The expected result is a word-for-word copy of the entries, minus any pictures.

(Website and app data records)

===

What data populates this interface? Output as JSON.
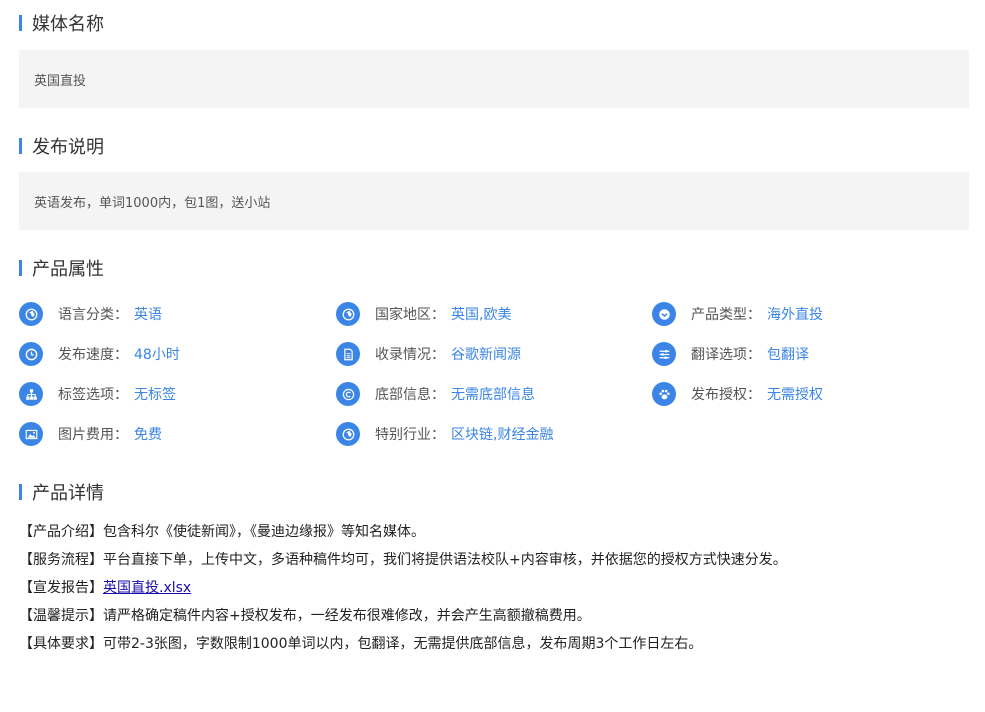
{
  "media_name": {
    "title": "媒体名称",
    "value": "英国直投"
  },
  "description": {
    "title": "发布说明",
    "value": "英语发布，单词1000内，包1图，送小站"
  },
  "attributes": {
    "title": "产品属性",
    "items": [
      {
        "icon": "globe-icon",
        "label": "语言分类：",
        "value": "英语"
      },
      {
        "icon": "globe-icon",
        "label": "国家地区：",
        "value": "英国,欧美"
      },
      {
        "icon": "chevron-down-icon",
        "label": "产品类型：",
        "value": "海外直投"
      },
      {
        "icon": "clock-icon",
        "label": "发布速度：",
        "value": "48小时"
      },
      {
        "icon": "document-icon",
        "label": "收录情况：",
        "value": "谷歌新闻源"
      },
      {
        "icon": "sliders-icon",
        "label": "翻译选项：",
        "value": "包翻译"
      },
      {
        "icon": "sitemap-icon",
        "label": "标签选项：",
        "value": "无标签"
      },
      {
        "icon": "copyright-icon",
        "label": "底部信息：",
        "value": "无需底部信息"
      },
      {
        "icon": "paw-icon",
        "label": "发布授权：",
        "value": "无需授权"
      },
      {
        "icon": "image-icon",
        "label": "图片费用：",
        "value": "免费"
      },
      {
        "icon": "globe-icon",
        "label": "特别行业：",
        "value": "区块链,财经金融"
      }
    ]
  },
  "details": {
    "title": "产品详情",
    "lines": [
      {
        "tag": "【产品介绍】",
        "text": "包含科尔《使徒新闻》，《曼迪边缘报》等知名媒体。"
      },
      {
        "tag": "【服务流程】",
        "text": "平台直接下单，上传中文，多语种稿件均可，我们将提供语法校队+内容审核，并依据您的授权方式快速分发。"
      },
      {
        "tag": "【宣发报告】",
        "link": "英国直投.xlsx"
      },
      {
        "tag": "【温馨提示】",
        "text": "请严格确定稿件内容+授权发布，一经发布很难修改，并会产生高额撤稿费用。"
      },
      {
        "tag": "【具体要求】",
        "text": "可带2-3张图，字数限制1000单词以内，包翻译，无需提供底部信息，发布周期3个工作日左右。"
      }
    ]
  },
  "colors": {
    "accent": "#3a85e6",
    "box_bg": "#f4f4f4",
    "link": "#1a0dab"
  }
}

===

**Output below**
What data populates this interface? Output as JSON.
{
  "media_name": {
    "title": "媒体名称",
    "value": "英国直投"
  },
  "description": {
    "title": "发布说明",
    "value": "英语发布，单词1000内，包1图，送小站"
  },
  "attributes": {
    "title": "产品属性",
    "items": [
      {
        "icon": "globe-icon",
        "label": "语言分类：",
        "value": "英语"
      },
      {
        "icon": "globe-icon",
        "label": "国家地区：",
        "value": "英国,欧美"
      },
      {
        "icon": "chevron-down-icon",
        "label": "产品类型：",
        "value": "海外直投"
      },
      {
        "icon": "clock-icon",
        "label": "发布速度：",
        "value": "48小时"
      },
      {
        "icon": "document-icon",
        "label": "收录情况：",
        "value": "谷歌新闻源"
      },
      {
        "icon": "sliders-icon",
        "label": "翻译选项：",
        "value": "包翻译"
      },
      {
        "icon": "sitemap-icon",
        "label": "标签选项：",
        "value": "无标签"
      },
      {
        "icon": "copyright-icon",
        "label": "底部信息：",
        "value": "无需底部信息"
      },
      {
        "icon": "paw-icon",
        "label": "发布授权：",
        "value": "无需授权"
      },
      {
        "icon": "image-icon",
        "label": "图片费用：",
        "value": "免费"
      },
      {
        "icon": "globe-icon",
        "label": "特别行业：",
        "value": "区块链,财经金融"
      }
    ]
  },
  "details": {
    "title": "产品详情",
    "lines": [
      {
        "tag": "【产品介绍】",
        "text": "包含科尔《使徒新闻》，《曼迪边缘报》等知名媒体。"
      },
      {
        "tag": "【服务流程】",
        "text": "平台直接下单，上传中文，多语种稿件均可，我们将提供语法校队+内容审核，并依据您的授权方式快速分发。"
      },
      {
        "tag": "【宣发报告】",
        "link": "英国直投.xlsx"
      },
      {
        "tag": "【温馨提示】",
        "text": "请严格确定稿件内容+授权发布，一经发布很难修改，并会产生高额撤稿费用。"
      },
      {
        "tag": "【具体要求】",
        "text": "可带2-3张图，字数限制1000单词以内，包翻译，无需提供底部信息，发布周期3个工作日左右。"
      }
    ]
  },
  "colors": {
    "accent": "#3a85e6",
    "box_bg": "#f4f4f4",
    "link": "#1a0dab"
  }
}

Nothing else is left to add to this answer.